Records for processing:
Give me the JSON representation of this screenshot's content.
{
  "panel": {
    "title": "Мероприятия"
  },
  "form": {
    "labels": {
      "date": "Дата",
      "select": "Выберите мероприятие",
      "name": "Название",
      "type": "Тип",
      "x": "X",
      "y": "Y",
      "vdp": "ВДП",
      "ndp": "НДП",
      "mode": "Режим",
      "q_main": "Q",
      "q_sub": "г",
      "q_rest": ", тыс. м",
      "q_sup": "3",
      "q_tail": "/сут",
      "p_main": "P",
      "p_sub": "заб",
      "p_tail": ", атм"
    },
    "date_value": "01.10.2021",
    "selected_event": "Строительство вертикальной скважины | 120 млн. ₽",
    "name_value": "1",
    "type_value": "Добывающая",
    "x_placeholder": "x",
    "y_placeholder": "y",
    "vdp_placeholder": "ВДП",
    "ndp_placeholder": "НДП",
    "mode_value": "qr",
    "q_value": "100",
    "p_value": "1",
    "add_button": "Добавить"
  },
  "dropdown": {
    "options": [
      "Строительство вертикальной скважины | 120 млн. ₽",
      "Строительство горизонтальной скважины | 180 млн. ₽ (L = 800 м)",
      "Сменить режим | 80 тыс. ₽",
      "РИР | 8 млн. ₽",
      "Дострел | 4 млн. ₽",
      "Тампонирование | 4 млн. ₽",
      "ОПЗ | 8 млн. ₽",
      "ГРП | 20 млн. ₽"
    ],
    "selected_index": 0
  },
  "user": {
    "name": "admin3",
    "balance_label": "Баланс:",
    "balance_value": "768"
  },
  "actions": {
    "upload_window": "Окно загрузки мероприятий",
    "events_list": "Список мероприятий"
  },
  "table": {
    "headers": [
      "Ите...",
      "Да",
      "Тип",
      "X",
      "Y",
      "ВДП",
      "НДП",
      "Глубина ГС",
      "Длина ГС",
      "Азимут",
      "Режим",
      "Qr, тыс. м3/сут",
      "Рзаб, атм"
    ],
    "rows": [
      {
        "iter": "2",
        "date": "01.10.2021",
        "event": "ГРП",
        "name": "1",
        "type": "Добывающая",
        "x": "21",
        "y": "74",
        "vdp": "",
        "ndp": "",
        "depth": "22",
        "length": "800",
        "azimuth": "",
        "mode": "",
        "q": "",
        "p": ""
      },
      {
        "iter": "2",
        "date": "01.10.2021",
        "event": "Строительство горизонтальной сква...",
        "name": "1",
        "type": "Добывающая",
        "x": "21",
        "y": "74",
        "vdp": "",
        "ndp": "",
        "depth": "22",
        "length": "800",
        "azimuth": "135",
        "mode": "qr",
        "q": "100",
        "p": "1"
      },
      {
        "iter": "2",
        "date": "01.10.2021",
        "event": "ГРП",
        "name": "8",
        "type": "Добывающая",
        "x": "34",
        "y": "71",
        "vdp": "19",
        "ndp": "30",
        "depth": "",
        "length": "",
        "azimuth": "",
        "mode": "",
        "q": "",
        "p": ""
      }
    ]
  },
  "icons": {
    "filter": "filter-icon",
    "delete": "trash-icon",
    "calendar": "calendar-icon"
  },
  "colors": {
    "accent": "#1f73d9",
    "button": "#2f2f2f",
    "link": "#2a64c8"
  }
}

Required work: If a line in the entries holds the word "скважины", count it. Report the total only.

Answer to the exercise: 3